Work instruction: Every line containing the word "with" is to be copied from the data below.

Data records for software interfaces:
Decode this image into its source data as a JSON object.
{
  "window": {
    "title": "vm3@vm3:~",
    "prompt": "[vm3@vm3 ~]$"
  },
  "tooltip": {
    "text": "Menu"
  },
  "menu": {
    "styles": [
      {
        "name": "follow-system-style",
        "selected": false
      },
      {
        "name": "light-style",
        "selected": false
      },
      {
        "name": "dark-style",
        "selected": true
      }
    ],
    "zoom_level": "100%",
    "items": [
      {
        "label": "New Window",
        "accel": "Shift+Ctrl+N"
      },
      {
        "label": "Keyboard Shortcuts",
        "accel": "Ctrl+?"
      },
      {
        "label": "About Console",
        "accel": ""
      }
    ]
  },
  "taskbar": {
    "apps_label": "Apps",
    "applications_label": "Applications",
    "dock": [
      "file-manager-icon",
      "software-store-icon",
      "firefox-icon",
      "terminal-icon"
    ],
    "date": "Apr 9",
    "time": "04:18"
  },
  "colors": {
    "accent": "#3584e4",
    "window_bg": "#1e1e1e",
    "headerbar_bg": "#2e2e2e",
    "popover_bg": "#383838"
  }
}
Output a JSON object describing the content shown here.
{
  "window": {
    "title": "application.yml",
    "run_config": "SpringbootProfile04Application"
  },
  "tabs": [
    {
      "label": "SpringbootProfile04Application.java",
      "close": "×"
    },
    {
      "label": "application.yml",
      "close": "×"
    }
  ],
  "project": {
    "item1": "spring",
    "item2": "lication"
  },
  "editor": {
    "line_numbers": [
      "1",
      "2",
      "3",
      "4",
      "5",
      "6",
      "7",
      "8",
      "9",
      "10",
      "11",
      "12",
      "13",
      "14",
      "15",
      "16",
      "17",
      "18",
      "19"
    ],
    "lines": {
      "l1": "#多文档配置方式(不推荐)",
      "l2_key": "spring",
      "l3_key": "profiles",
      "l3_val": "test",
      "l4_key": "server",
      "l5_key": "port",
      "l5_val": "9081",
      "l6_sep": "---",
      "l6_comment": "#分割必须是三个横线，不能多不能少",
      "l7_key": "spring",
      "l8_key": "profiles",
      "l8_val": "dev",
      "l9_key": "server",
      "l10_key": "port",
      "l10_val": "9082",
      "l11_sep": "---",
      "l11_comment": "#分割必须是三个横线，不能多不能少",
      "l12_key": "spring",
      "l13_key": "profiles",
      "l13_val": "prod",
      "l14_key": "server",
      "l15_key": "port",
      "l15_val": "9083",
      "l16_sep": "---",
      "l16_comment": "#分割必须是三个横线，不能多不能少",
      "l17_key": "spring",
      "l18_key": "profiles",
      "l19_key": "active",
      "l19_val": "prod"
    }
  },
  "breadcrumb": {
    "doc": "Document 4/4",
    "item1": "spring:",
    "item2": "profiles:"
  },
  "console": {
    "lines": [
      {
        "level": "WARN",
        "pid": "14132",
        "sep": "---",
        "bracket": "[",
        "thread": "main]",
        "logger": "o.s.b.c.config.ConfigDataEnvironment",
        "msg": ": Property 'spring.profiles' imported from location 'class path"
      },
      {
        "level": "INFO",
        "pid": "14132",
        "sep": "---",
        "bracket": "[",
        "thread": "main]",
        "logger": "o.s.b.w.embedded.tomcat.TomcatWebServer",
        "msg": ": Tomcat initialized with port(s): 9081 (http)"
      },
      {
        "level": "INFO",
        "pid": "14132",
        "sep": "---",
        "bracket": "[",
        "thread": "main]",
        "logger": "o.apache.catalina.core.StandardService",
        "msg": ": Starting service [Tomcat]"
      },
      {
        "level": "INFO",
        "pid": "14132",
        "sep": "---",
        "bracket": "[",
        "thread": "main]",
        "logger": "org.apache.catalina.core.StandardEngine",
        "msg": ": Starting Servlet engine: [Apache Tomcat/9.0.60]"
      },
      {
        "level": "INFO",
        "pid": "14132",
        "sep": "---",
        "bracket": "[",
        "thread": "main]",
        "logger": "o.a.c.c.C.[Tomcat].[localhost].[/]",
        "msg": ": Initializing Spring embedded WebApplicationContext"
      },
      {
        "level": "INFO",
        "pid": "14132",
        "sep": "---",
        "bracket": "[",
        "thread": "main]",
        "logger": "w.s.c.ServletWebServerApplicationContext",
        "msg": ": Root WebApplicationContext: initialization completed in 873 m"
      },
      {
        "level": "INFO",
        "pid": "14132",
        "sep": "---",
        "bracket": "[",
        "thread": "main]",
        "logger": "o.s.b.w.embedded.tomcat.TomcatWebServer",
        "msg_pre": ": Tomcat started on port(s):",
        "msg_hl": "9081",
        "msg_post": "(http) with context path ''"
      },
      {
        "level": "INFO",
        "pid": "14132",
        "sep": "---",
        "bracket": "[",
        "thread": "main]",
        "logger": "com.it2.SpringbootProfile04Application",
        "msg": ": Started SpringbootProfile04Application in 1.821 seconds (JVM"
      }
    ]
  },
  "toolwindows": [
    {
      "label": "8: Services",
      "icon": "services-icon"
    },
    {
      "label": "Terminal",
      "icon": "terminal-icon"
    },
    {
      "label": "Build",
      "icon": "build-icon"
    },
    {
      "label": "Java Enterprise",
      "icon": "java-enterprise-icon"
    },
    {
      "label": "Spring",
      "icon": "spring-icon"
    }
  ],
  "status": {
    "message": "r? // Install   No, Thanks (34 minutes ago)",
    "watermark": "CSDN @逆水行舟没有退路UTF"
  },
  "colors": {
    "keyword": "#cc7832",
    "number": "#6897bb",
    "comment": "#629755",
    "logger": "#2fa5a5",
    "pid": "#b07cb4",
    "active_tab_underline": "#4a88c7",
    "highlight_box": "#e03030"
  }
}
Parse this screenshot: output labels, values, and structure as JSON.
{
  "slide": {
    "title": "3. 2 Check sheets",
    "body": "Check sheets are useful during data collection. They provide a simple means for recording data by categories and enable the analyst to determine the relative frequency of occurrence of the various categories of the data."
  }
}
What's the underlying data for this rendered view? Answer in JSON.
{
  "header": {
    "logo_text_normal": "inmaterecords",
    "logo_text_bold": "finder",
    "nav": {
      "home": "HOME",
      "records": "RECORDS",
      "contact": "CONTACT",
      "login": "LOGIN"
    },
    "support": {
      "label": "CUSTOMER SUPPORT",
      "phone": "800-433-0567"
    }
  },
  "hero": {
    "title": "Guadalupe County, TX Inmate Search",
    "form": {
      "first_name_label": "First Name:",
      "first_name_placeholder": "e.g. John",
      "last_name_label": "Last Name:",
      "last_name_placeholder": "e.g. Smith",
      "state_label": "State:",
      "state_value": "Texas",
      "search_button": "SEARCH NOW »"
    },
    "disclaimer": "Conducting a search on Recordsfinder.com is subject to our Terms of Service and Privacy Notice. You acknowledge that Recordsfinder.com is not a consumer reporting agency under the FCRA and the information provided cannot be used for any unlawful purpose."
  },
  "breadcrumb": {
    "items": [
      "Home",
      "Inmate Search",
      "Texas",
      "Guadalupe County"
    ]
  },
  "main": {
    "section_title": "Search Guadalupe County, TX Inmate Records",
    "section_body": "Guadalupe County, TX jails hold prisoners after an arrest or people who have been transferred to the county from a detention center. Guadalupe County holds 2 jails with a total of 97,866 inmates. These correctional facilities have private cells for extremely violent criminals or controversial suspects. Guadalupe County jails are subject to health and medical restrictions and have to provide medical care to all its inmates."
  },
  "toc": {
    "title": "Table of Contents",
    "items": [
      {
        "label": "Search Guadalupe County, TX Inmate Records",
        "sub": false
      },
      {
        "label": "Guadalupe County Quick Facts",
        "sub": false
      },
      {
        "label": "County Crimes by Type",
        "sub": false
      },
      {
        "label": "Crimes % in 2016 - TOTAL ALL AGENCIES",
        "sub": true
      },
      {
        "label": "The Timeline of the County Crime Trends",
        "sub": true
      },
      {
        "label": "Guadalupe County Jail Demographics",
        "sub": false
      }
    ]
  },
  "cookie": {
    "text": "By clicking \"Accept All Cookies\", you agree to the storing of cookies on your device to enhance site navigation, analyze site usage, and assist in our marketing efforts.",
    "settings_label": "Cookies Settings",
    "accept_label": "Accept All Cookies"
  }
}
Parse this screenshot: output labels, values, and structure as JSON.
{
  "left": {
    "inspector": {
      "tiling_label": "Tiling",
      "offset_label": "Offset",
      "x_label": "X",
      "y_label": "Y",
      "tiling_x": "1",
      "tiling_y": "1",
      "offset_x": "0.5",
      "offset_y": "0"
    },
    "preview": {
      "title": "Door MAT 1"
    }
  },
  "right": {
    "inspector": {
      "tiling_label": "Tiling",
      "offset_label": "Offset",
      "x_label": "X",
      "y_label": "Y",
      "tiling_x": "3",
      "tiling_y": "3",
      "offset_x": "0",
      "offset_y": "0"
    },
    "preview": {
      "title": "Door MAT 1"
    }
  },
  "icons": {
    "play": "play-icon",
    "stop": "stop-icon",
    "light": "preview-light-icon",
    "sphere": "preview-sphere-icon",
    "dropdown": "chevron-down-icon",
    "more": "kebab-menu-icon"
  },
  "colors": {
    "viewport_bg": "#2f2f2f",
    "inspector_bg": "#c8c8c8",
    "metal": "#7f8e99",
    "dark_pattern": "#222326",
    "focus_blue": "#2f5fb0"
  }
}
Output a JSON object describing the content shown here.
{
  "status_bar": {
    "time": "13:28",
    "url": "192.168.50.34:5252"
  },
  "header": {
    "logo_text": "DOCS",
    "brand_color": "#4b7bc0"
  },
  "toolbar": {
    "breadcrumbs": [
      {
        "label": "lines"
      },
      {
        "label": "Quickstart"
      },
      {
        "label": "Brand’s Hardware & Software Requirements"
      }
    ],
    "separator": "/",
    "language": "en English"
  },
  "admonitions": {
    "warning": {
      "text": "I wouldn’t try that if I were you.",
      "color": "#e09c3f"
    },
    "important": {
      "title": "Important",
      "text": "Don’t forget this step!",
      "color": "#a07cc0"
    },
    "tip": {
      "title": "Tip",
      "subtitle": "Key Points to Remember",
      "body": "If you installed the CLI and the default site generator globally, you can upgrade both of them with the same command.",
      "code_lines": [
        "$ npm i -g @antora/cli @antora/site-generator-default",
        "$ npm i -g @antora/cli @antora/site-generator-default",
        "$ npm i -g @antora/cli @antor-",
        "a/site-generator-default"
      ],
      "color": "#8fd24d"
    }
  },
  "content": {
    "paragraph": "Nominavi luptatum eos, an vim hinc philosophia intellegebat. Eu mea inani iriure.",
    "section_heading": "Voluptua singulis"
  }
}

Written solution:
        "msg": ": Tomcat initialized with port(s): 9081 (http)"
        "msg_post": "(http) with context path ''"
    "section_body": "Guadalupe County, TX jails hold prisoners after an arrest or people who have been transferred to the county from a detention center. Guadalupe County holds 2 jails with a total of 97,866 inmates. These correctional facilities have private cells for extremely violent criminals or controversial suspects. Guadalupe County jails are subject to health and medical restrictions and have to provide medical care to all its inmates."
      "body": "If you installed the CLI and the default site generator globally, you can upgrade both of them with the same command.",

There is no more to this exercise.